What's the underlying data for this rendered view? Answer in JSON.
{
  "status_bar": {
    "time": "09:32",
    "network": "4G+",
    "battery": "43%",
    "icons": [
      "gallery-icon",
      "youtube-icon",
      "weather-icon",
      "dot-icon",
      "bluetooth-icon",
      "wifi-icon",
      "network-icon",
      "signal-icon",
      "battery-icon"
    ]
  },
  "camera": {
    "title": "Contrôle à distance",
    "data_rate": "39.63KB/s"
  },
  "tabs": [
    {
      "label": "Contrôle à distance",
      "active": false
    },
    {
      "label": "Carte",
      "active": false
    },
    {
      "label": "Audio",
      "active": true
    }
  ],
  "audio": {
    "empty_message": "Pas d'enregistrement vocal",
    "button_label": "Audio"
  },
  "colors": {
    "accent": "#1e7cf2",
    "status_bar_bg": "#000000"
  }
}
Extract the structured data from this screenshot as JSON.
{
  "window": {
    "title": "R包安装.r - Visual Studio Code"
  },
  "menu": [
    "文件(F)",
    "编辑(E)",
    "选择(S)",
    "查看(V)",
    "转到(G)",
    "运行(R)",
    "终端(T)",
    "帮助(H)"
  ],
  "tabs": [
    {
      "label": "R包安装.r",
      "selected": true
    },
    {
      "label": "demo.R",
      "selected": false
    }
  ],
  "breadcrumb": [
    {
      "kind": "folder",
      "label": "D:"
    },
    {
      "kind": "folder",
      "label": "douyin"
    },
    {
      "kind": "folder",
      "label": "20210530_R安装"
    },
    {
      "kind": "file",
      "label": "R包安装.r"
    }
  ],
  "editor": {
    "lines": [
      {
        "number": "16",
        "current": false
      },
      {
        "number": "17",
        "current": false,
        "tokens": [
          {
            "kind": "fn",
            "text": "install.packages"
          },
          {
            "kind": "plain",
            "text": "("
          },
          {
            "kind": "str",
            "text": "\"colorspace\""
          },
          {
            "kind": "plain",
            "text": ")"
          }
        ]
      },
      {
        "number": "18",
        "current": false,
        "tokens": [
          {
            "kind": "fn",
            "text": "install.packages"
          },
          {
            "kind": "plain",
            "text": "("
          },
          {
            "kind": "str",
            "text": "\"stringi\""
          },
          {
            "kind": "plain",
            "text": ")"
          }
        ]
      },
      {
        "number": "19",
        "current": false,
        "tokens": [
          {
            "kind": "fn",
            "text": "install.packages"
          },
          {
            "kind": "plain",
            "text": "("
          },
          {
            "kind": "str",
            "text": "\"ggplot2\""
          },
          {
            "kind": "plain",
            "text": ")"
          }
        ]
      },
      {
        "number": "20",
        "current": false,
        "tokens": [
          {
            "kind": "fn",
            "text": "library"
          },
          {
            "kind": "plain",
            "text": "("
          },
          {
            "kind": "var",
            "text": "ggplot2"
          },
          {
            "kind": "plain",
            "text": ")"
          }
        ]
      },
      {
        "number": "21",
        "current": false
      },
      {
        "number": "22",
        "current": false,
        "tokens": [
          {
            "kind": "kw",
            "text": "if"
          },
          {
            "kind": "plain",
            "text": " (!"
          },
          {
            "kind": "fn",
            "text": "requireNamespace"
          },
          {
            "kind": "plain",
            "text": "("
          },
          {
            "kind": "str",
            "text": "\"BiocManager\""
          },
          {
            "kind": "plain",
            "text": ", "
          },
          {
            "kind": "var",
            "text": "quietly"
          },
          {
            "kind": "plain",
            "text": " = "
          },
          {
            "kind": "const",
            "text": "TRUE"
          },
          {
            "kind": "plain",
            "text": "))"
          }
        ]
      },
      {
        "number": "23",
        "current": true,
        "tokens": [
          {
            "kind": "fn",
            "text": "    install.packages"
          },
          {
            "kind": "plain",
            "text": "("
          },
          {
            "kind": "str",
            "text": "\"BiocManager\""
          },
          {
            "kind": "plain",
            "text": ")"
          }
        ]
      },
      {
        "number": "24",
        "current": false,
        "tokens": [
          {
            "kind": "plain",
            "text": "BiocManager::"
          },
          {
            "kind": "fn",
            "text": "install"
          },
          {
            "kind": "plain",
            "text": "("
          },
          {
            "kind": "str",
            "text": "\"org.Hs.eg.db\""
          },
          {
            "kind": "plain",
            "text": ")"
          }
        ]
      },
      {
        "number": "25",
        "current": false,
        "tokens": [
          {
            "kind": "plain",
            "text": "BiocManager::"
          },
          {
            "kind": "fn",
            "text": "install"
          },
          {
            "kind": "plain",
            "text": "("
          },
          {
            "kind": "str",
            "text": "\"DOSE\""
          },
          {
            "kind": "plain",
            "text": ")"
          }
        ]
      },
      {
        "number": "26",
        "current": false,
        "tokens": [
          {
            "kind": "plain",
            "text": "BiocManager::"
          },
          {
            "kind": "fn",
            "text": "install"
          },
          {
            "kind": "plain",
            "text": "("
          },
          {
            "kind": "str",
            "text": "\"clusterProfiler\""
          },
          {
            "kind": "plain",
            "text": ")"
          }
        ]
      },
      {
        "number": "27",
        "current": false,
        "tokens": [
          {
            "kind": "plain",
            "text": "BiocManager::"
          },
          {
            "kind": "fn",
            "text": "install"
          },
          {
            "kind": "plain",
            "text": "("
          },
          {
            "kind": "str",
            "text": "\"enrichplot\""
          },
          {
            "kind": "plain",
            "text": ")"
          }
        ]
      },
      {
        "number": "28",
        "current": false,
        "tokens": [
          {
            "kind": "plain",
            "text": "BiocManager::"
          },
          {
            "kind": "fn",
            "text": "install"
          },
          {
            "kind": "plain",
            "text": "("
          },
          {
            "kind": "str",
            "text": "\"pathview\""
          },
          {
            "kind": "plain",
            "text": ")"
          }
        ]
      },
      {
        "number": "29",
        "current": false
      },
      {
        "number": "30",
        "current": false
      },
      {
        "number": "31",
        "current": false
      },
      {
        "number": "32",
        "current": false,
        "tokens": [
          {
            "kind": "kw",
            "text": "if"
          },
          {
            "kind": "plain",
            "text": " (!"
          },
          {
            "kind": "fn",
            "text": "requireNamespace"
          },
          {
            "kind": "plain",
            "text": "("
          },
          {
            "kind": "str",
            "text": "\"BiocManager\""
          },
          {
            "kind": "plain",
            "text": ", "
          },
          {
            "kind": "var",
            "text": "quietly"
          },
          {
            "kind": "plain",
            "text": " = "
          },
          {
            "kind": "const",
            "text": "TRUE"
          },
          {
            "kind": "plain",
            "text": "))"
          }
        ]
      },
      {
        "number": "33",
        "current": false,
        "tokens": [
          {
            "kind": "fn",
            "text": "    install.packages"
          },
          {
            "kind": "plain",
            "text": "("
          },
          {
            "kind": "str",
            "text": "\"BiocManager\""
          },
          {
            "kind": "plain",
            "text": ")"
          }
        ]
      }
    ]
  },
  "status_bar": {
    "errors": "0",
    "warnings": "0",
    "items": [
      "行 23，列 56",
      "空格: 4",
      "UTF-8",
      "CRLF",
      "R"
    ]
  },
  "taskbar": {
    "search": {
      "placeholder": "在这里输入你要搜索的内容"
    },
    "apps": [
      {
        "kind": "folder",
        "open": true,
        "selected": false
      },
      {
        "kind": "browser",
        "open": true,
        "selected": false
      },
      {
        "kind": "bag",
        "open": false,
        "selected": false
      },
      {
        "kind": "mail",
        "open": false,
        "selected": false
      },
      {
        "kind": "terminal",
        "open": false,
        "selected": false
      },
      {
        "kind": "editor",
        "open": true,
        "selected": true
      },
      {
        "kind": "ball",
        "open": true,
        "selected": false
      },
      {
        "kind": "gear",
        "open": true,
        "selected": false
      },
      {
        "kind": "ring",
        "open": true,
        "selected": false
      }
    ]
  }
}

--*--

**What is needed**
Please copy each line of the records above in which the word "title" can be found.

**Response area**
    "title": "Contrôle à distance",
    "title": "R包安装.r - Visual Studio Code"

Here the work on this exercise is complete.